Postures in yin yoga support the joints through a process of detoxification. While the poses are being held, the joint system being worked on is starved of vital nutrients and prana. Once the pose is released, a rebounding pose is introduced to encourage the rushing back of nutrients into the joint. This flooding cleanses the joint of toxins and lowers levels of inflammation. This cleanse can also be felt in the emotional body as a sense of release.
Yin Yoga Compliments Other Workouts
The ancient Chinese concept of yin and yang relates to the idea that within two opposing forces, there is balance. Certain styles of exercise can be categorized as either yin or yang according to their qualities. Workouts such as running, HIIT, and heat building yoga classes are considered yang because they are active, sweat-inducing, dynamic, and repetitive. The principles of yang relate to masculinity, heat, and movement. Yin is the feminine force and is related to stillness, rest, balance, cooling, and release. Exercises that are based in stretching and relaxation are yin in nature. If yang-style workouts are overused without the balance of yin, there is the potential for the body to become overworked, injured, or fatigued. Bringing yin yoga to your movement routine will help with improved flexibility and relaxation.
Yin Yoga Balances Your Chi
According to traditional Chinese medicine, our bodies are powered by a vital force called ‘chi’. Chi runs through specific energetic channels in the body, called meridians. While all yoga styles could have an effect on the meridian pathways, yin yoga has a more profound and extreme effect. All of the meridians flow through the back and legs and many yin postures will touch on several meridians at once. Yin classes are usually structured to allow students to work on all of the meridians.
Yin Yoga Can Help Build Fortitude and Perseverance
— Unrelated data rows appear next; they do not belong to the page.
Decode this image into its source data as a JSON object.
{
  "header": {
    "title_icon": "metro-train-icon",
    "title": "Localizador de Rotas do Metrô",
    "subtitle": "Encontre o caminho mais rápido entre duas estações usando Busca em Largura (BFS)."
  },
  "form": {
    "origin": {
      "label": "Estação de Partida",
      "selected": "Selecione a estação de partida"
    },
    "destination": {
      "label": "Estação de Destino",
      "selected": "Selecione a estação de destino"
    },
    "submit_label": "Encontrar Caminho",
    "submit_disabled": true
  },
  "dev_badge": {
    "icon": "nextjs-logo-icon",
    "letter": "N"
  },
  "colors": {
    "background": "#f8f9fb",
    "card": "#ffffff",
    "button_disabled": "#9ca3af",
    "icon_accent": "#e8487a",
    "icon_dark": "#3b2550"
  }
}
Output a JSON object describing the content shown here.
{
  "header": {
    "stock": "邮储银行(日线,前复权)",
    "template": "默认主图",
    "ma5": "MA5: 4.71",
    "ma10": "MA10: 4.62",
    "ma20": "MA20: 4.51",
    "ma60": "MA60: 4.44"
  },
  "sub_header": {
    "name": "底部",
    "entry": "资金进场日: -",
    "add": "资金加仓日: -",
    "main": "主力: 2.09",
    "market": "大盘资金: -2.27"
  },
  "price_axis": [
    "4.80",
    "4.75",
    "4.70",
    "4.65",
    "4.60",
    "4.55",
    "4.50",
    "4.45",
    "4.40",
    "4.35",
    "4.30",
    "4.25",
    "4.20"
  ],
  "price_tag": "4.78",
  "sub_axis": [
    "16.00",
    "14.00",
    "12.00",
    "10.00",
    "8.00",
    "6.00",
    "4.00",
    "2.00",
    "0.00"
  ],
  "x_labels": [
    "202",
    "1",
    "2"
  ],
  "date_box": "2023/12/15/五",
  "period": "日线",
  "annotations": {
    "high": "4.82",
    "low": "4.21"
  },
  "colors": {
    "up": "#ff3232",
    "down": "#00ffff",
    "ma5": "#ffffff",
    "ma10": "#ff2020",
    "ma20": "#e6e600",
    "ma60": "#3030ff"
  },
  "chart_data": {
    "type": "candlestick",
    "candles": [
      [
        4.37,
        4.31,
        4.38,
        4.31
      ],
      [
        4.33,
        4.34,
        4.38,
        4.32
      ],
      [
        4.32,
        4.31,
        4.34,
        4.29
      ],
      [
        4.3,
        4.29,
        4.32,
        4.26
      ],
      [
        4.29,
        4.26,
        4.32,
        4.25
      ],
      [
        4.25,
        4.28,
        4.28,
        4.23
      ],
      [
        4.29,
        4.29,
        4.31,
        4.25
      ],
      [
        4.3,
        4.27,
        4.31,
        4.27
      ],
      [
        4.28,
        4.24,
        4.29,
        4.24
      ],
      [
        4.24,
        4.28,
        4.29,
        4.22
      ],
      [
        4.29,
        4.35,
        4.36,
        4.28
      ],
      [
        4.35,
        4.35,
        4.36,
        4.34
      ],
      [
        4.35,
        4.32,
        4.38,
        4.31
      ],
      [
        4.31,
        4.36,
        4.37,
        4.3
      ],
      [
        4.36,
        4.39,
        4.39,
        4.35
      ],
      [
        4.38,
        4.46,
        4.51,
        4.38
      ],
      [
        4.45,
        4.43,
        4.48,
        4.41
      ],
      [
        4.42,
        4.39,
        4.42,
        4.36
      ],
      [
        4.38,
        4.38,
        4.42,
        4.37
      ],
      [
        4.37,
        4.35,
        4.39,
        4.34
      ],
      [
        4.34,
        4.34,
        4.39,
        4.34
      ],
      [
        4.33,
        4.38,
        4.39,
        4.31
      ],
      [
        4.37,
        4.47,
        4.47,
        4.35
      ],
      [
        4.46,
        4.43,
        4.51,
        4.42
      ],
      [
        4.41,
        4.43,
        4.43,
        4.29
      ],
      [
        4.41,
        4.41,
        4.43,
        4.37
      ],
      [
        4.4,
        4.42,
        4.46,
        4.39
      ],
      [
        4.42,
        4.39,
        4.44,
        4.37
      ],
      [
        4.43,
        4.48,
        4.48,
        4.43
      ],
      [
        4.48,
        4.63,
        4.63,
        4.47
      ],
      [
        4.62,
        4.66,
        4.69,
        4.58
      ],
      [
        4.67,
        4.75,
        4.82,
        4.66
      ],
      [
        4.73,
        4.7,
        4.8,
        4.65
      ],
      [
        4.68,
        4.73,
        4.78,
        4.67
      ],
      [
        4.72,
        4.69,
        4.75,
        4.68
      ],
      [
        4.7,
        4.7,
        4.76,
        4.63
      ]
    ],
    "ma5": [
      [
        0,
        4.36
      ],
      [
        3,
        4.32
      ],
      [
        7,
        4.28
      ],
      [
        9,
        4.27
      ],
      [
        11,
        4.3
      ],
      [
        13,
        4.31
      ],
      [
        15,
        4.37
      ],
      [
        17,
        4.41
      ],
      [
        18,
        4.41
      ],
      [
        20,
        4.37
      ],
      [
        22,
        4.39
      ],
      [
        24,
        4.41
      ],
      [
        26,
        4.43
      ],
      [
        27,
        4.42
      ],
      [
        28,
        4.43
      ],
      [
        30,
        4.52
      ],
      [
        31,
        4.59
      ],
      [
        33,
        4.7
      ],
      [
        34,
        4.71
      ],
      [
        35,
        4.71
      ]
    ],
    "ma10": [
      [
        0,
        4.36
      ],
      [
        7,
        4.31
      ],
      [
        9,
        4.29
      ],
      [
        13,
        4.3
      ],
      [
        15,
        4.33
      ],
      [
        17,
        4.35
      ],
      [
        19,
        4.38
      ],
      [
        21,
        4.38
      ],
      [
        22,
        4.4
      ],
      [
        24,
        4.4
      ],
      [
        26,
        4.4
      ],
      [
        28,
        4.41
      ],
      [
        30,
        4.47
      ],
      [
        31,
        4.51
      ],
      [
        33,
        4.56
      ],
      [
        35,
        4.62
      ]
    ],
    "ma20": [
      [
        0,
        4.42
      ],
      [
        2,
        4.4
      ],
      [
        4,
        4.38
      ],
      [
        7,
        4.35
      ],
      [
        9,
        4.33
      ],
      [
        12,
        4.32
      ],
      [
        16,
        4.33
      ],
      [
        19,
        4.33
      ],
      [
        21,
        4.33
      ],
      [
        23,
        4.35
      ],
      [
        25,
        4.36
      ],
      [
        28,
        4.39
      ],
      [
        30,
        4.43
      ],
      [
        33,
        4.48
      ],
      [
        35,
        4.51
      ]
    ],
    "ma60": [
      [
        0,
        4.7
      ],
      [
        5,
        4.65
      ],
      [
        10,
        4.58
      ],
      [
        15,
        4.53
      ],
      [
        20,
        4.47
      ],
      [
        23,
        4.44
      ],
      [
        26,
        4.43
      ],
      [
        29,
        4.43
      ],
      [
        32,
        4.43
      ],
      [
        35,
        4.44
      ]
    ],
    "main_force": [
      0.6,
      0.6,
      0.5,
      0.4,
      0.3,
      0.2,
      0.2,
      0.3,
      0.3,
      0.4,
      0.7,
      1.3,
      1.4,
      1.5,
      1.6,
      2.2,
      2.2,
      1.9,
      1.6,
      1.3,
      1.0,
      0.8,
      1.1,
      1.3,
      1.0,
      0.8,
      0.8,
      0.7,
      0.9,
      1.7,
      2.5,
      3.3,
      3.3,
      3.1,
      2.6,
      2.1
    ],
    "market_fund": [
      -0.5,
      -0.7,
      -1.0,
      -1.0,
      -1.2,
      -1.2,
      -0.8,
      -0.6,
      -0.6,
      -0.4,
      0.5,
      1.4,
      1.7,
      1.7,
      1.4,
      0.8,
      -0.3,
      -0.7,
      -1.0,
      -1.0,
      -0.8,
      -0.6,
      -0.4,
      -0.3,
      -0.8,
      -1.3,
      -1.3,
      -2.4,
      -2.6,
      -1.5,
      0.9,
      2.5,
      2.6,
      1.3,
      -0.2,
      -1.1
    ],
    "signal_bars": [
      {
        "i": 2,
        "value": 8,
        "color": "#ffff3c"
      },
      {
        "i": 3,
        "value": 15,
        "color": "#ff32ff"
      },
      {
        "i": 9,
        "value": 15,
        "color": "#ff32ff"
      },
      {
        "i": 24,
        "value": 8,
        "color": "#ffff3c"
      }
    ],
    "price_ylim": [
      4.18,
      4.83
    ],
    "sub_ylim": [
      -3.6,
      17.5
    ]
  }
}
When life is feeling a bit difficult or situations are making it hard to focus, you can turn to yin yoga to help rebalance energy. Yin teaches us that staying still and dealing with whatever thoughts, feelings, emotions, or sensations come up will actually help you grow. Learning to take each moment as it comes will help you become more proficient in managing the discomforts that come up in life off the mat. As time passes in each posture, it gets harder to ignore the ‘monkey’ mind and students sometimes have the desire to leave or modify the pose. Yin teaches us to find a place of comfort in a not-so-comfortable place and observe our thoughts and reactions from a place of calmness.
Yin Yoga is for All Ages and Abilities
As a practice, Yin Yoga is safe for people of all ages and physical abilities. It’s a great addition to a current yoga practice or workout, and can be adapted for those with injury or limitation. Always make sure to let your teacher know if you are pregnant, have a new or old injury, or are feeling any sharp, shooting pains while in a pose. There are modifications available to make each pose better suited for your body and specific needs.